* [RECORDS FOR THIS EXERCISE]

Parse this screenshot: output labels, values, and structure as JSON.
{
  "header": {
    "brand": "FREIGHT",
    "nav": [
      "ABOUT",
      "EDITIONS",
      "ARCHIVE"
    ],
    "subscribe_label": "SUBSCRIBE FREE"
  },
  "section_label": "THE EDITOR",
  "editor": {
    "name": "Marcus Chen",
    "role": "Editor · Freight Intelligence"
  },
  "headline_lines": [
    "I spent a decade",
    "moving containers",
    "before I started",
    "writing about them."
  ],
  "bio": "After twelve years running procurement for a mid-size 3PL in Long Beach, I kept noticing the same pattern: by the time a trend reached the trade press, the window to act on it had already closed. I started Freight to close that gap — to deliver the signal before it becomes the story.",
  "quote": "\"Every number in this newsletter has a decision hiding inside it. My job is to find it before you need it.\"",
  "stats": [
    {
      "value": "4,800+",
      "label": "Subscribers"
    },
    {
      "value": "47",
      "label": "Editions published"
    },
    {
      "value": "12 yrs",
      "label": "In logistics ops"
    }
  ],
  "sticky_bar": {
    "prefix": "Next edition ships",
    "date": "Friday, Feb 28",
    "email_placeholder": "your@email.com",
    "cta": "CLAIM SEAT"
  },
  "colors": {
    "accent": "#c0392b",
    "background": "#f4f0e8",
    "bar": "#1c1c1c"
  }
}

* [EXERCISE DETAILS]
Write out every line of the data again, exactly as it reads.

* [SOLUTION FOR THIS PROBLEM]
Parse this screenshot: output labels, values, and structure as JSON.
{
  "header": {
    "brand": "FREIGHT",
    "nav": [
      "ABOUT",
      "EDITIONS",
      "ARCHIVE"
    ],
    "subscribe_label": "SUBSCRIBE FREE"
  },
  "section_label": "THE EDITOR",
  "editor": {
    "name": "Marcus Chen",
    "role": "Editor · Freight Intelligence"
  },
  "headline_lines": [
    "I spent a decade",
    "moving containers",
    "before I started",
    "writing about them."
  ],
  "bio": "After twelve years running procurement for a mid-size 3PL in Long Beach, I kept noticing the same pattern: by the time a trend reached the trade press, the window to act on it had already closed. I started Freight to close that gap — to deliver the signal before it becomes the story.",
  "quote": "\"Every number in this newsletter has a decision hiding inside it. My job is to find it before you need it.\"",
  "stats": [
    {
      "value": "4,800+",
      "label": "Subscribers"
    },
    {
      "value": "47",
      "label": "Editions published"
    },
    {
      "value": "12 yrs",
      "label": "In logistics ops"
    }
  ],
  "sticky_bar": {
    "prefix": "Next edition ships",
    "date": "Friday, Feb 28",
    "email_placeholder": "your@email.com",
    "cta": "CLAIM SEAT"
  },
  "colors": {
    "accent": "#c0392b",
    "background": "#f4f0e8",
    "bar": "#1c1c1c"
  }
}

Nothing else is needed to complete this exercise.